This technology enables high resolution in vivo images of the retina by a technique of simultaneous image capture and dual registration, which corrects for the natural movement of the living eye to enable many imaging frames to be combined to increase the signal to noise ratio from very weak signals, such as those from fluorescence or phase imaging, by monitoring the eye motion with conventional reflectance imaging.
Retinal imaging is done to diagnose retinal disease, such as diabetic macular edema, retinitis pigmentosa, age-related macular degeneration (MDA) and glaucoma. This technology for collecting low light signals is combined with adaptive optics and confocal scanning laser detection to obtain high resolution images of single ganglion cells and retinal pigment epithelial cells in vivo for the first time.
This technology enables the imaging of retinal cells types, such as ganglions, axons and retinal pigment epithelial cells, which have not been observed in vivo in the past because, unlike the rods and cones of the retina, they are not readily visible in reflectance imaging. Imaging techniques, such as fluorescence or phase imaging, which can be used to detect these types of cells, provide weak signals. Because there is a limit to the strength of illumination that can be applied to living eyes because of safety concerns, it is necessary to combine many images to reduce the signal to noise.

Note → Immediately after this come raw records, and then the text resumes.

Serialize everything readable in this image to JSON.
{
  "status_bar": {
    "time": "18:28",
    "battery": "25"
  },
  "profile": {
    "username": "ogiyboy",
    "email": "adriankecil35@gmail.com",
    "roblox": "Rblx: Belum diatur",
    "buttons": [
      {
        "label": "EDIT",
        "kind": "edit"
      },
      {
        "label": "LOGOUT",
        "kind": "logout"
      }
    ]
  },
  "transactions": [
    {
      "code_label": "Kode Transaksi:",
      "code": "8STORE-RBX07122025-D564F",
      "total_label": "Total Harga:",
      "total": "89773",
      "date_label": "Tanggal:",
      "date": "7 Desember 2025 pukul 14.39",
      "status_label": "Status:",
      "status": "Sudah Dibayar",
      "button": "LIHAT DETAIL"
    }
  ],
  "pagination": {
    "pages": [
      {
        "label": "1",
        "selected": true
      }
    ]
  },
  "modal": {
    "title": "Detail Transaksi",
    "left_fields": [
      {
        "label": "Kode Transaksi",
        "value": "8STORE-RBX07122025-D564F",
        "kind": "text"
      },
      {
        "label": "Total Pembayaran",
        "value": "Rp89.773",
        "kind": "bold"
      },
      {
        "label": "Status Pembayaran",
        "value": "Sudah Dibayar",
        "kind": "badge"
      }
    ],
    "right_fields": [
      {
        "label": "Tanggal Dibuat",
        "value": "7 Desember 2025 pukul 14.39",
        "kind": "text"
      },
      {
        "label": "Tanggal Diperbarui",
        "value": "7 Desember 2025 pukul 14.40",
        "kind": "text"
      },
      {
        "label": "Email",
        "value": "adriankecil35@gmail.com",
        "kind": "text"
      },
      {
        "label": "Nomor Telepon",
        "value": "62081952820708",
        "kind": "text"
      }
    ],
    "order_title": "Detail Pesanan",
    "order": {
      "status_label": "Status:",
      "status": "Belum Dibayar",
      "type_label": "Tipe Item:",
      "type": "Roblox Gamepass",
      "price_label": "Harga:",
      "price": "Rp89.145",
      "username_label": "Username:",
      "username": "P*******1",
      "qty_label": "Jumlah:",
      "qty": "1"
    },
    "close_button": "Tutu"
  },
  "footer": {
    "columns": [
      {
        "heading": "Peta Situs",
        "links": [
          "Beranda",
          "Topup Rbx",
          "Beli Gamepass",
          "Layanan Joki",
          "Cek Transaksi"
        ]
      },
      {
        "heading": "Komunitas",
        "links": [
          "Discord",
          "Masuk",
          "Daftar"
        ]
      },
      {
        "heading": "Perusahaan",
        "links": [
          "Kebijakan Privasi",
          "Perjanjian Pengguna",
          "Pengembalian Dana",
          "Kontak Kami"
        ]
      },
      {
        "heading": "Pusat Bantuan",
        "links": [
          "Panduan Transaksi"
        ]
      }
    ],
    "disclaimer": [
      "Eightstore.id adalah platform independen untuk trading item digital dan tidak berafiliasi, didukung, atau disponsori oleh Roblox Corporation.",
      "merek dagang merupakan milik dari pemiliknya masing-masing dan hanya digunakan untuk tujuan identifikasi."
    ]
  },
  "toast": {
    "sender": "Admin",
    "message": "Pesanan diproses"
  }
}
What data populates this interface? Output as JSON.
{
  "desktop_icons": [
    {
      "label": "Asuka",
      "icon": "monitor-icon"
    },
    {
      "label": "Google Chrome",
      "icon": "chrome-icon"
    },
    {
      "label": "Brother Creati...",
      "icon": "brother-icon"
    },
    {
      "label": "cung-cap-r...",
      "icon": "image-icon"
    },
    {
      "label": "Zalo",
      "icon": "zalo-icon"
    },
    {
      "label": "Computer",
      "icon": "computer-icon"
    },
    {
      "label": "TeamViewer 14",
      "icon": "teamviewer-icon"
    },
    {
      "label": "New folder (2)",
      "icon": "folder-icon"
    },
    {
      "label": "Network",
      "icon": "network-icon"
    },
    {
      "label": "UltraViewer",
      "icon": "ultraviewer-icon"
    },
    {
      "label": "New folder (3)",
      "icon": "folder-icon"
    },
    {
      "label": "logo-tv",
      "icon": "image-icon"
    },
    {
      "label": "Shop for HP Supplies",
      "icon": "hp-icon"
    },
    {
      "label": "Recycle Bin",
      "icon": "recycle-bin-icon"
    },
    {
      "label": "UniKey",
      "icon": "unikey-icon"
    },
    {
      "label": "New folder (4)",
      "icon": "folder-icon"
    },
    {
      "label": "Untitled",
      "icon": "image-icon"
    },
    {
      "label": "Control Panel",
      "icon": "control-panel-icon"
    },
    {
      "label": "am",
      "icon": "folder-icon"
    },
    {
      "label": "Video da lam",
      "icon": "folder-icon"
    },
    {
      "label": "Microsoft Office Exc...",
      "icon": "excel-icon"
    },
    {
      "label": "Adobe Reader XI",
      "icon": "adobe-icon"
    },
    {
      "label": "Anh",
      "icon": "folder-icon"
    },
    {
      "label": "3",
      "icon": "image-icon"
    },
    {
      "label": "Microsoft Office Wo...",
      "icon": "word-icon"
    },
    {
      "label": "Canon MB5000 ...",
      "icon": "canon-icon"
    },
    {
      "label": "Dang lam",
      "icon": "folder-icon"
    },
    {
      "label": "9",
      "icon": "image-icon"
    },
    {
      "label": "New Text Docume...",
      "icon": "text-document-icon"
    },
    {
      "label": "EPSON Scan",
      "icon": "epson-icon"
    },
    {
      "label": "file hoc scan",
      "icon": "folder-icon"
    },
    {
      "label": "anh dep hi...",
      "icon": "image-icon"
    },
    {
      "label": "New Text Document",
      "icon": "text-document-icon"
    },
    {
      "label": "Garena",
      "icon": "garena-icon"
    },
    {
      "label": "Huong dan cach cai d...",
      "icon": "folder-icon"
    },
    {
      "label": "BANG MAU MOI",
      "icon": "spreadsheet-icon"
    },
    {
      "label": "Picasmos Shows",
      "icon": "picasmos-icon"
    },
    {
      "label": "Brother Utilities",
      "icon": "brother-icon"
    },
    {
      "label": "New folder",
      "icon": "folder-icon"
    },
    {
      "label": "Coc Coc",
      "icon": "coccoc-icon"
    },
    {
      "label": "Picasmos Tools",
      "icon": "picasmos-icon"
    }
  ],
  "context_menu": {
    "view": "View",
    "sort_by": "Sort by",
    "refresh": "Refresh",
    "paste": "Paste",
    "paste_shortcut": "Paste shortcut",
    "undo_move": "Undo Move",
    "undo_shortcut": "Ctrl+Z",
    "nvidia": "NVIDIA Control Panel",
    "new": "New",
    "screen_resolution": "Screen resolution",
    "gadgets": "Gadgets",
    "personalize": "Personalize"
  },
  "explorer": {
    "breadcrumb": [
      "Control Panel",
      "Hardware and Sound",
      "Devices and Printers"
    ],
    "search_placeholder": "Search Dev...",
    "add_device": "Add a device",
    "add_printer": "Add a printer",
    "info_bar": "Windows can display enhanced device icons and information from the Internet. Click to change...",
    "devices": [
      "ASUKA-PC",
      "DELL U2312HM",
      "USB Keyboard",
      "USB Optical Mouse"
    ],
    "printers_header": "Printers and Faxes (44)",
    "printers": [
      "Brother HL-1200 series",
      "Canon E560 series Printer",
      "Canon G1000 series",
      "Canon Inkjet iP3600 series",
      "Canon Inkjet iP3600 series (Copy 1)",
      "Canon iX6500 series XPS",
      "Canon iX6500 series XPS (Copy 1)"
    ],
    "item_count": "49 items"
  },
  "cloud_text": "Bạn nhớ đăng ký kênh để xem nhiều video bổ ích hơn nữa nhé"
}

This technology enables the registration of those images, so that the cells are clearly visible.